'''
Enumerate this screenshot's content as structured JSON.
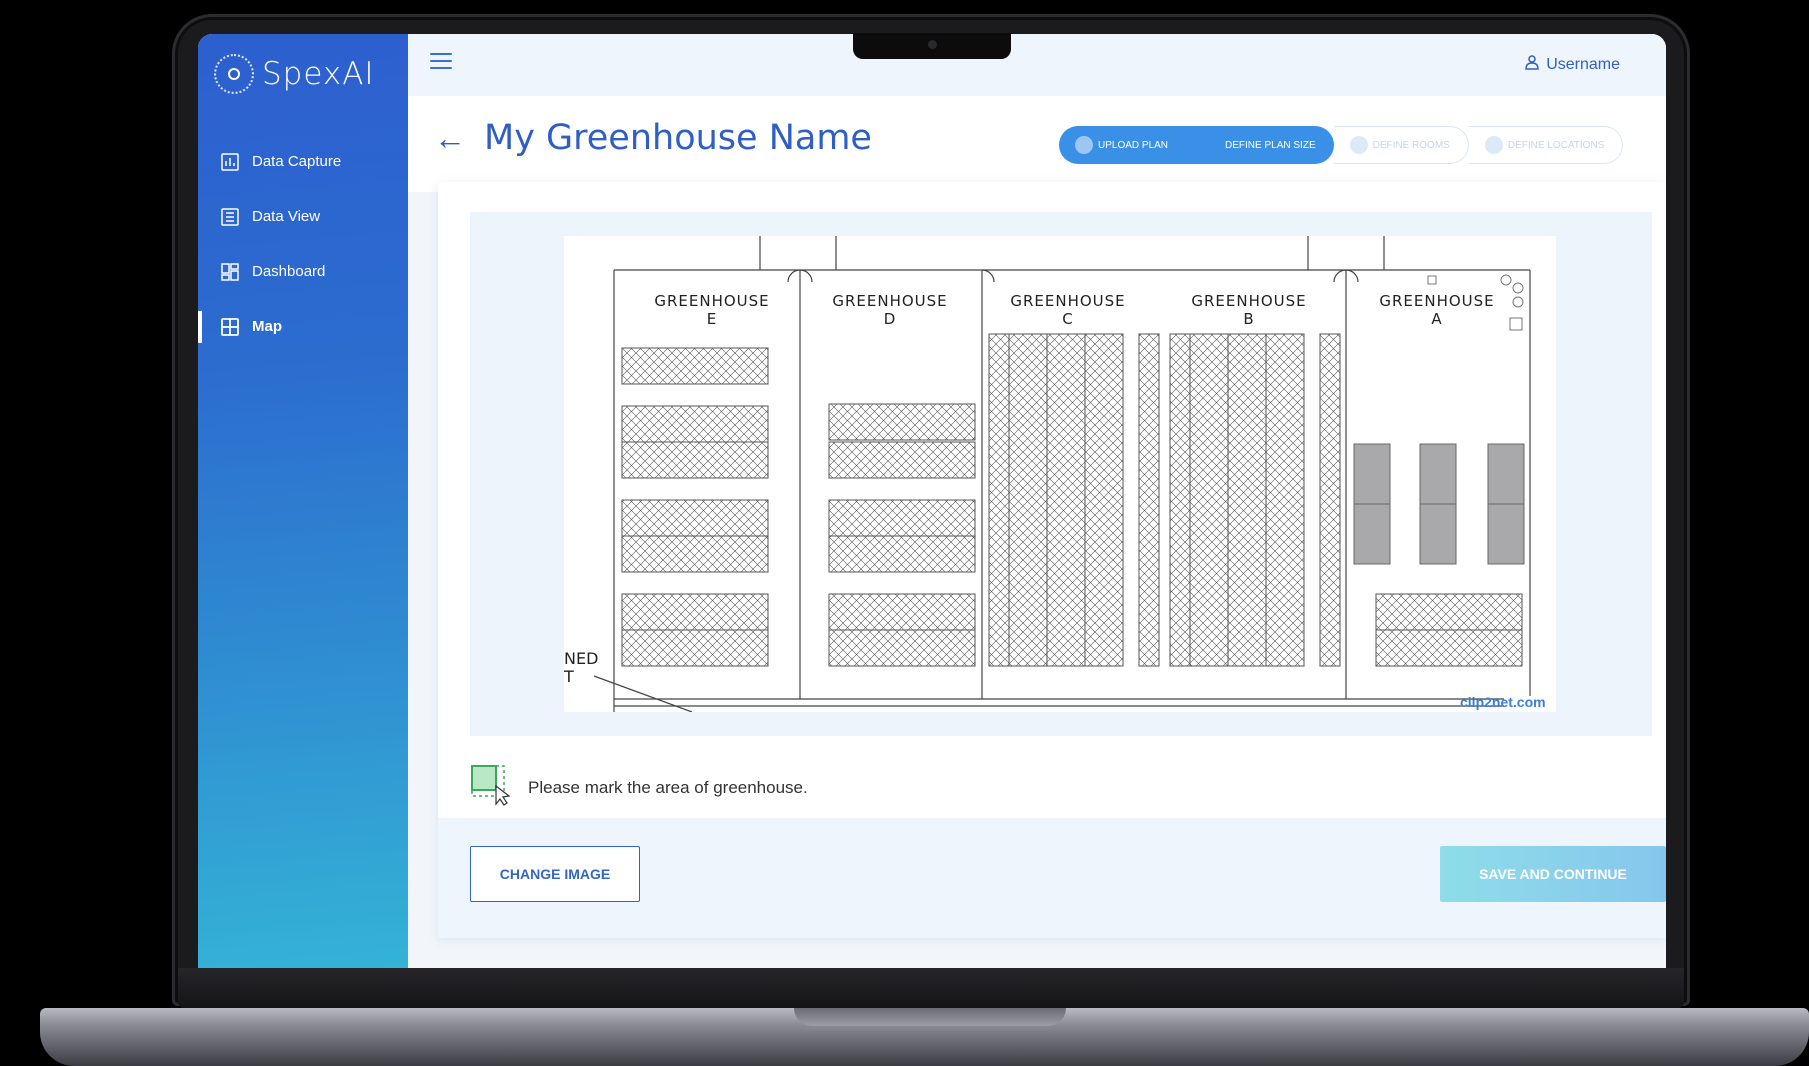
{
  "app": {
    "logo_text": "SpexAI"
  },
  "sidebar": {
    "items": [
      {
        "label": "Data Capture",
        "icon": "bar-chart-icon"
      },
      {
        "label": "Data View",
        "icon": "list-icon"
      },
      {
        "label": "Dashboard",
        "icon": "dashboard-icon"
      },
      {
        "label": "Map",
        "icon": "map-grid-icon",
        "active": true
      }
    ]
  },
  "topbar": {
    "username": "Username",
    "menu_icon": "hamburger-icon",
    "user_icon": "user-icon"
  },
  "header": {
    "back_icon": "arrow-left-icon",
    "title": "My Greenhouse Name"
  },
  "stepper": {
    "steps": [
      {
        "label": "UPLOAD PLAN",
        "status": "done"
      },
      {
        "label": "DEFINE PLAN SIZE",
        "status": "current"
      },
      {
        "label": "DEFINE ROOMS",
        "status": "pending"
      },
      {
        "label": "DEFINE LOCATIONS",
        "status": "pending"
      }
    ],
    "active_color": "#3a8fe6"
  },
  "plan": {
    "greenhouses": [
      {
        "line1": "GREENHOUSE",
        "line2": "E"
      },
      {
        "line1": "GREENHOUSE",
        "line2": "D"
      },
      {
        "line1": "GREENHOUSE",
        "line2": "C"
      },
      {
        "line1": "GREENHOUSE",
        "line2": "B"
      },
      {
        "line1": "GREENHOUSE",
        "line2": "A"
      }
    ],
    "edge_text_1": "NED",
    "edge_text_2": "T",
    "watermark": "clip2net.com"
  },
  "hint": {
    "text": "Please mark the area of greenhouse.",
    "icon": "select-area-icon"
  },
  "actions": {
    "change_image": "CHANGE IMAGE",
    "save_continue": "SAVE AND CONTINUE"
  },
  "colors": {
    "brand_blue": "#2f5fc4",
    "sidebar_top": "#2d5fcf",
    "sidebar_bottom": "#34b3d6",
    "save_button": "#8fdde8"
  }
}
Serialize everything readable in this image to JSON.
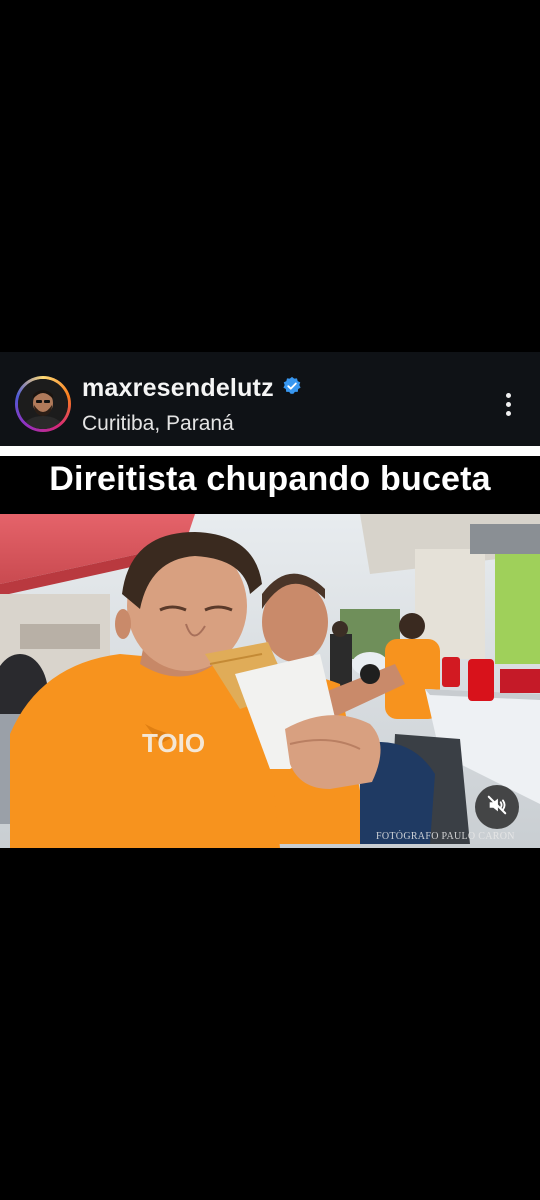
{
  "post": {
    "username": "maxresendelutz",
    "verified": true,
    "location": "Curitiba, Paraná",
    "more_icon": "more-vertical-icon"
  },
  "media": {
    "caption": "Direitista chupando buceta",
    "photo_credit": "FOTÓGRAFO PAULO CARON",
    "muted": true,
    "mute_icon": "speaker-muted-icon"
  },
  "colors": {
    "background": "#000000",
    "header_bg": "#0f1216",
    "verified_blue": "#3897f0",
    "shirt_orange": "#f7931e"
  }
}
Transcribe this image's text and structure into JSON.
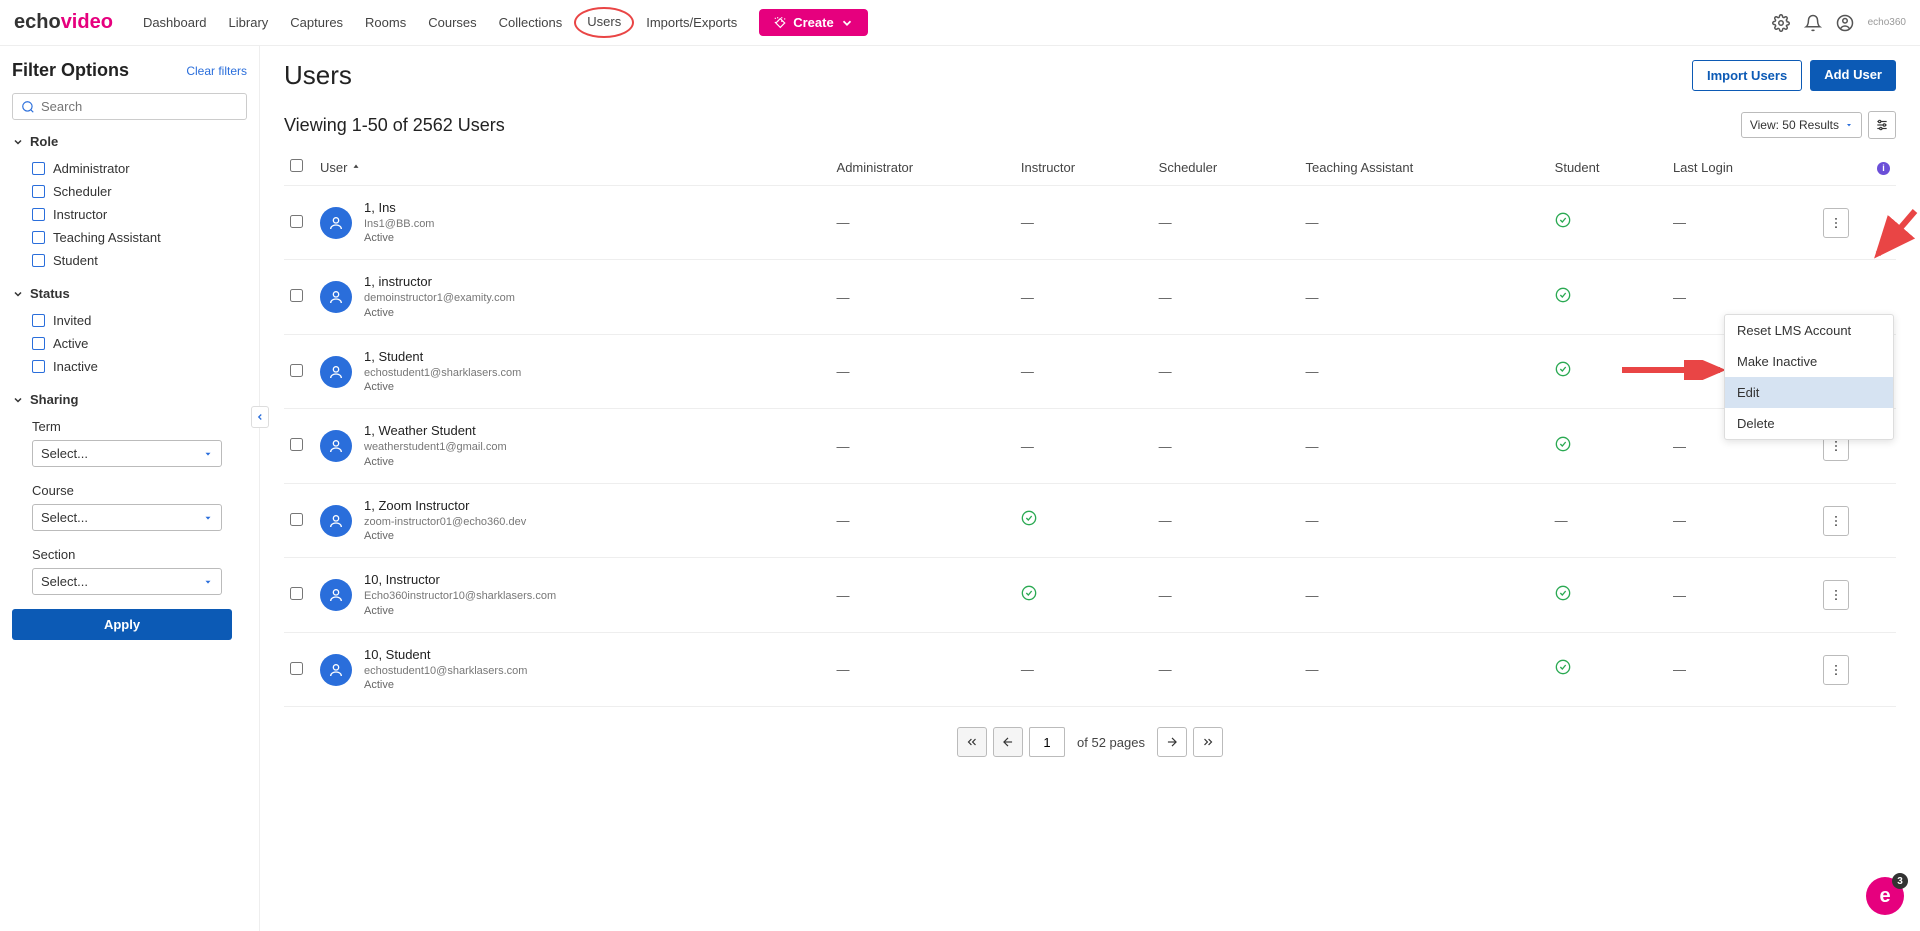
{
  "logo": {
    "part1": "echo",
    "part2": "video"
  },
  "nav": {
    "links": [
      {
        "label": "Dashboard"
      },
      {
        "label": "Library"
      },
      {
        "label": "Captures"
      },
      {
        "label": "Rooms"
      },
      {
        "label": "Courses"
      },
      {
        "label": "Collections"
      },
      {
        "label": "Users",
        "circled": true
      },
      {
        "label": "Imports/Exports"
      }
    ],
    "create_label": "Create",
    "small_logo": "echo360"
  },
  "sidebar": {
    "title": "Filter Options",
    "clear_label": "Clear filters",
    "search_placeholder": "Search",
    "role": {
      "heading": "Role",
      "items": [
        "Administrator",
        "Scheduler",
        "Instructor",
        "Teaching Assistant",
        "Student"
      ]
    },
    "status": {
      "heading": "Status",
      "items": [
        "Invited",
        "Active",
        "Inactive"
      ]
    },
    "sharing": {
      "heading": "Sharing",
      "term_label": "Term",
      "course_label": "Course",
      "section_label": "Section",
      "select_placeholder": "Select..."
    },
    "apply_label": "Apply"
  },
  "page": {
    "title": "Users",
    "import_label": "Import Users",
    "add_label": "Add User",
    "viewing_text": "Viewing 1-50 of 2562 Users",
    "view_select": "View: 50 Results"
  },
  "table": {
    "headers": {
      "user": "User",
      "admin": "Administrator",
      "instructor": "Instructor",
      "scheduler": "Scheduler",
      "ta": "Teaching Assistant",
      "student": "Student",
      "last_login": "Last Login"
    },
    "rows": [
      {
        "name": "1, Ins",
        "email": "Ins1@BB.com",
        "status": "Active",
        "admin": "—",
        "instructor": "—",
        "scheduler": "—",
        "ta": "—",
        "student": "check",
        "last_login": "—"
      },
      {
        "name": "1, instructor",
        "email": "demoinstructor1@examity.com",
        "status": "Active",
        "admin": "—",
        "instructor": "—",
        "scheduler": "—",
        "ta": "—",
        "student": "check",
        "last_login": "—"
      },
      {
        "name": "1, Student",
        "email": "echostudent1@sharklasers.com",
        "status": "Active",
        "admin": "—",
        "instructor": "—",
        "scheduler": "—",
        "ta": "—",
        "student": "check",
        "last_login": "—"
      },
      {
        "name": "1, Weather Student",
        "email": "weatherstudent1@gmail.com",
        "status": "Active",
        "admin": "—",
        "instructor": "—",
        "scheduler": "—",
        "ta": "—",
        "student": "check",
        "last_login": "—"
      },
      {
        "name": "1, Zoom Instructor",
        "email": "zoom-instructor01@echo360.dev",
        "status": "Active",
        "admin": "—",
        "instructor": "check",
        "scheduler": "—",
        "ta": "—",
        "student": "—",
        "last_login": "—"
      },
      {
        "name": "10, Instructor",
        "email": "Echo360instructor10@sharklasers.com",
        "status": "Active",
        "admin": "—",
        "instructor": "check",
        "scheduler": "—",
        "ta": "—",
        "student": "check",
        "last_login": "—"
      },
      {
        "name": "10, Student",
        "email": "echostudent10@sharklasers.com",
        "status": "Active",
        "admin": "—",
        "instructor": "—",
        "scheduler": "—",
        "ta": "—",
        "student": "check",
        "last_login": "—"
      }
    ]
  },
  "context_menu": {
    "items": [
      "Reset LMS Account",
      "Make Inactive",
      "Edit",
      "Delete"
    ],
    "highlighted_index": 2
  },
  "pagination": {
    "current": "1",
    "total_text": "of 52 pages"
  },
  "fab": {
    "symbol": "e",
    "badge": "3"
  }
}
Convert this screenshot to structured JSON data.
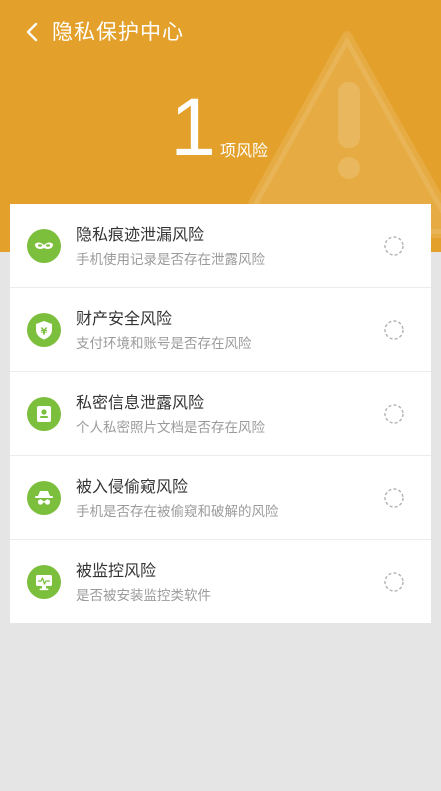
{
  "header": {
    "title": "隐私保护中心",
    "risk_count": "1",
    "risk_unit": "项风险"
  },
  "colors": {
    "header_bg": "#e3a12b",
    "icon_green": "#7bbf3d",
    "page_bg": "#e5e5e5"
  },
  "risks": [
    {
      "title": "隐私痕迹泄漏风险",
      "subtitle": "手机使用记录是否存在泄露风险",
      "icon": "mask-icon"
    },
    {
      "title": "财产安全风险",
      "subtitle": "支付环境和账号是否存在风险",
      "icon": "yen-shield-icon"
    },
    {
      "title": "私密信息泄露风险",
      "subtitle": "个人私密照片文档是否存在风险",
      "icon": "id-card-icon"
    },
    {
      "title": "被入侵偷窥风险",
      "subtitle": "手机是否存在被偷窥和破解的风险",
      "icon": "spy-icon"
    },
    {
      "title": "被监控风险",
      "subtitle": "是否被安装监控类软件",
      "icon": "monitor-icon"
    }
  ]
}
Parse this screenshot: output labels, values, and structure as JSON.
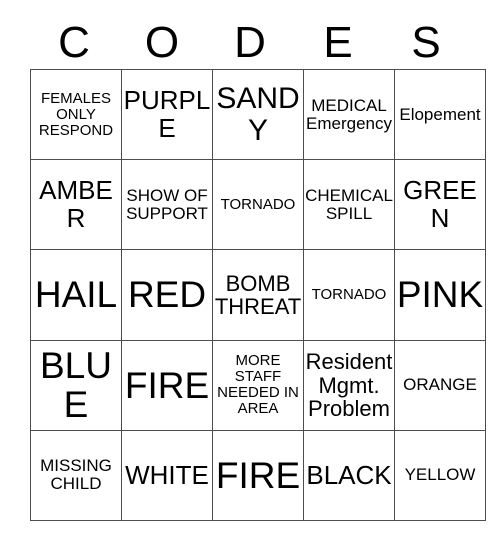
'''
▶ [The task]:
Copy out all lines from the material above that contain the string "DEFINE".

▶ [Completed exercise]:
        "label": "DEFINE PLAN SIZE",
        "label": "DEFINE ROOMS",
        "label": "DEFINE LOCATIONS",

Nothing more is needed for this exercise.